___ Exercise inputs
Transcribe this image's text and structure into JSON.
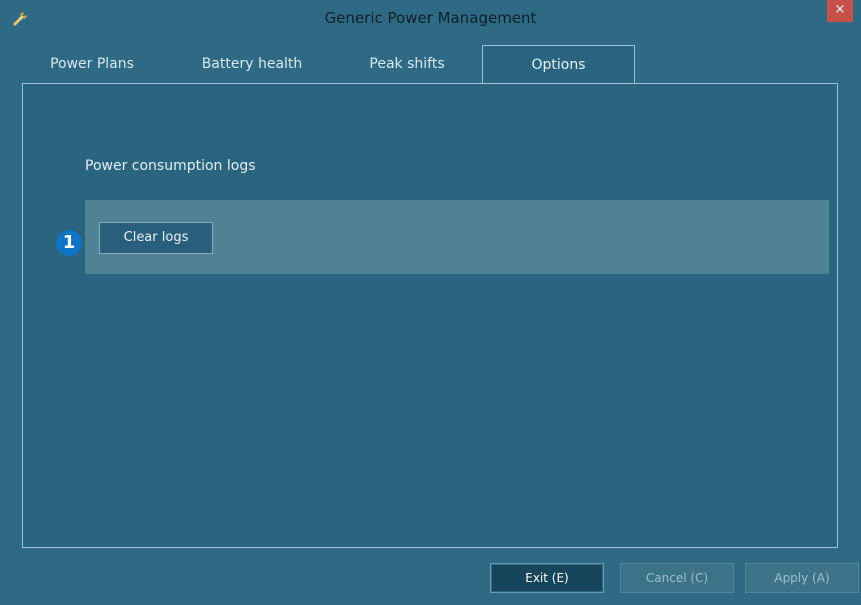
{
  "window": {
    "title": "Generic Power Management",
    "close_label": "×",
    "icon": "power-plug-icon"
  },
  "tabs": [
    {
      "label": "Power Plans",
      "active": false
    },
    {
      "label": "Battery health",
      "active": false
    },
    {
      "label": "Peak shifts",
      "active": false
    },
    {
      "label": "Options",
      "active": true
    }
  ],
  "options": {
    "section_title": "Power consumption logs",
    "callout_number": "1",
    "clear_logs_label": "Clear logs"
  },
  "footer": {
    "exit_label": "Exit (E)",
    "cancel_label": "Cancel (C)",
    "apply_label": "Apply (A)"
  },
  "colors": {
    "background": "#2f6a85",
    "panel": "#2a6580",
    "logs_box": "#4e8396",
    "close_button": "#c7504a",
    "callout": "#0f74c4"
  }
}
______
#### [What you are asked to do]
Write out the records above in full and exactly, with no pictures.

#### [Output below]
Transcribe this image's text and structure into JSON.
{
  "window": {
    "title": "Generic Power Management",
    "close_label": "×",
    "icon": "power-plug-icon"
  },
  "tabs": [
    {
      "label": "Power Plans",
      "active": false
    },
    {
      "label": "Battery health",
      "active": false
    },
    {
      "label": "Peak shifts",
      "active": false
    },
    {
      "label": "Options",
      "active": true
    }
  ],
  "options": {
    "section_title": "Power consumption logs",
    "callout_number": "1",
    "clear_logs_label": "Clear logs"
  },
  "footer": {
    "exit_label": "Exit (E)",
    "cancel_label": "Cancel (C)",
    "apply_label": "Apply (A)"
  },
  "colors": {
    "background": "#2f6a85",
    "panel": "#2a6580",
    "logs_box": "#4e8396",
    "close_button": "#c7504a",
    "callout": "#0f74c4"
  }
}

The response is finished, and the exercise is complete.